Dom (Cathedral) Review
Gurk's claim to fame is its massive Romanesque Dom topped by two onion cupolas and considered the most famous religious landmark in Carinthia. It was founded in the 11th century by Hemma, Countess of Zeltschach, who after losing her two sons and husband decided to turn to religious works. She had two oxen tied before a cart and let them walk until they stopped on their own. At that spot she founded a cloister and gave all her belongings to the church for building a cathedral. Construction on the cathedral itself began in 1040 and ended in 1200.
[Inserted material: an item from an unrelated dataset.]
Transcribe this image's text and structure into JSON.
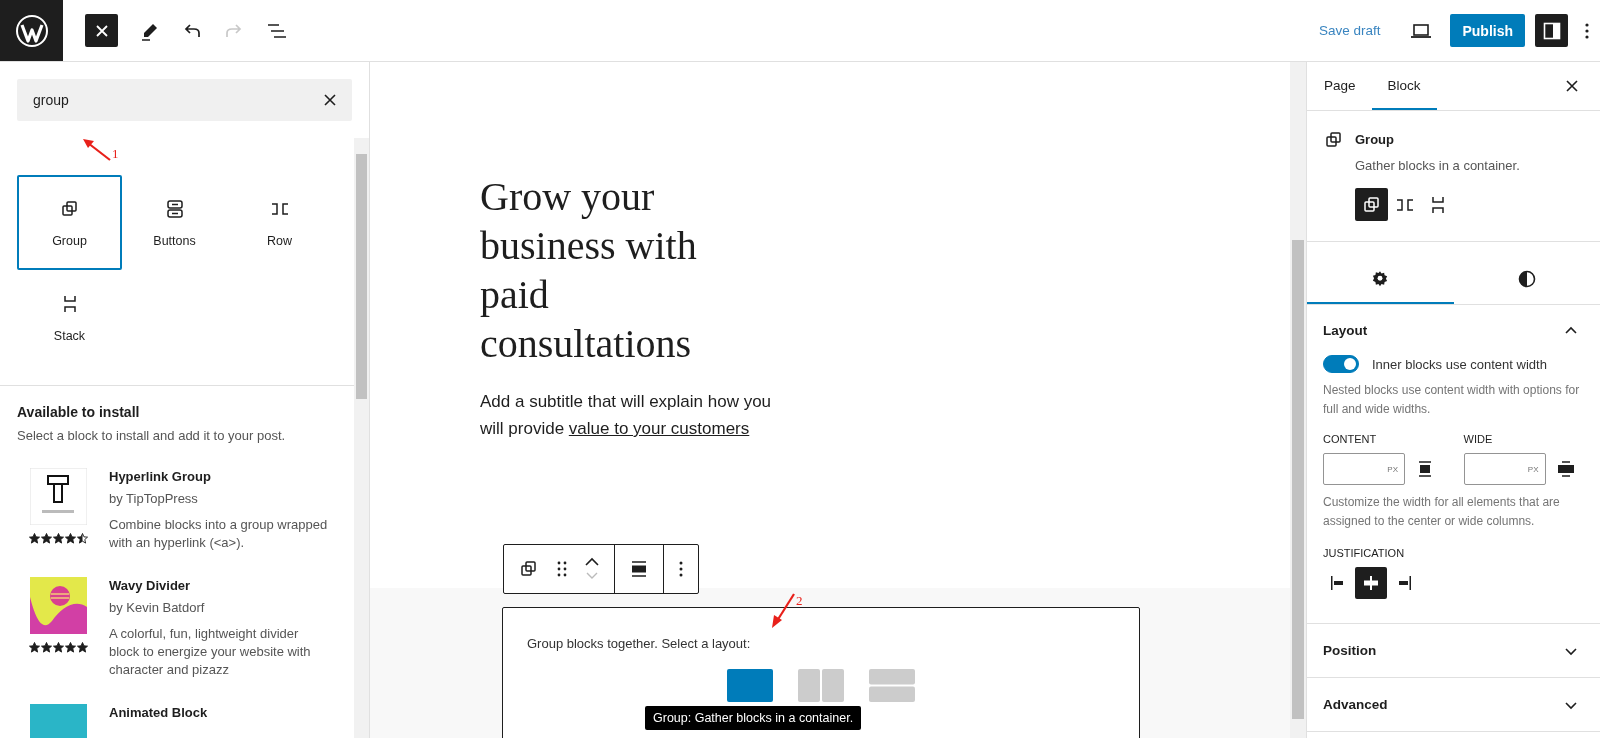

Hemma wasn't canonized until 1938. Her tomb is in the crypt, whose ceiling, and hence the cathedral itself, is supported by 100 marble pillars. The Hemma-Stein, a small green-slate chair from which she personally supervised construction, is also there and alleged to bring fertility to barren women. In the church itself, the high altar is one of the most important examples of early Baroque in Austria. Note the Pietà by George Rafael Donner, who is sometimes called the Austrian Michelangelo. The 900-square-foot Lenten altar cloth of 1458 shows 99 scenes from the Old and New Testaments—a beautiful example of a Biblia Pauperum, a "poor man's Bible," meant to teach the Scriptures to those who could not read. It is displayed from Ash Wednesday to Good Friday. Make sure to visit the bishop's chapel, which features rare late-Romanesque and Gothic frescoes, among the oldest in Europe and in perfect condition (the guidebook in English is helpful).
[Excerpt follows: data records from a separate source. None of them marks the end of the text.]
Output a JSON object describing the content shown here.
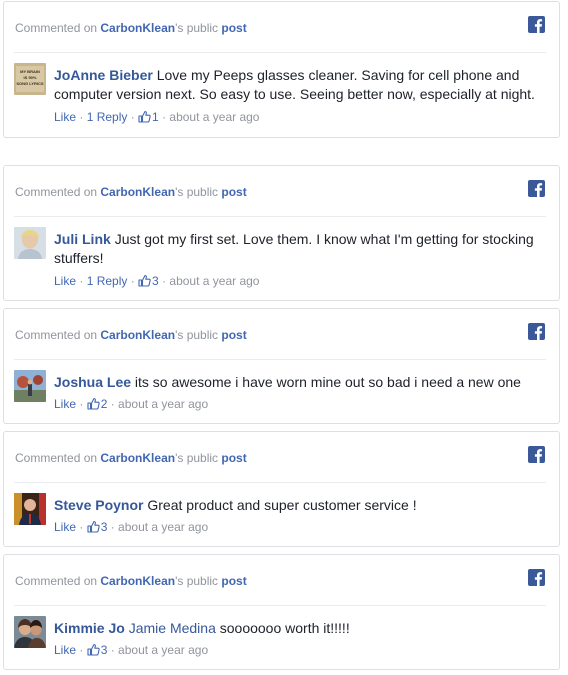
{
  "header": {
    "prefix": "Commented on ",
    "page_name": "CarbonKlean",
    "suffix": "'s public ",
    "post_link": "post"
  },
  "icons": {
    "facebook": "facebook-icon",
    "like_thumb": "thumbs-up-icon"
  },
  "colors": {
    "link": "#4267b2",
    "author": "#365899",
    "muted": "#90949c",
    "facebook_blue": "#3b5998"
  },
  "actions": {
    "like": "Like",
    "separator": " · ",
    "reply": "1 Reply"
  },
  "comments": [
    {
      "author": "JoAnne Bieber",
      "text": "Love my Peeps glasses cleaner. Saving for cell phone and computer version next. So easy to use. Seeing better now, especially at night.",
      "likes": "1",
      "time": "about a year ago",
      "avatar_text": "MY BRAIN IS 90% SONG LYRICS"
    },
    {
      "author": "Juli Link",
      "text": "Just got my first set. Love them. I know what I'm getting for stocking stuffers!",
      "likes": "3",
      "time": "about a year ago"
    },
    {
      "author": "Joshua Lee",
      "text": "its so awesome i have worn mine out so bad i need a new one",
      "likes": "2",
      "time": "about a year ago"
    },
    {
      "author": "Steve Poynor",
      "text": "Great product and super customer service !",
      "likes": "3",
      "time": "about a year ago"
    },
    {
      "author": "Kimmie Jo",
      "mention": "Jamie Medina",
      "text": "sooooooo worth it!!!!!",
      "likes": "3",
      "time": "about a year ago"
    }
  ]
}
At the end of August and in early September a concert series is held in the cathedral. Tours are restricted by church services, but in summer 90-minute tours are usually scheduled for 10:30, 1:30, and 3 (though tours can be arranged just about any time), and include the bishop's chapel.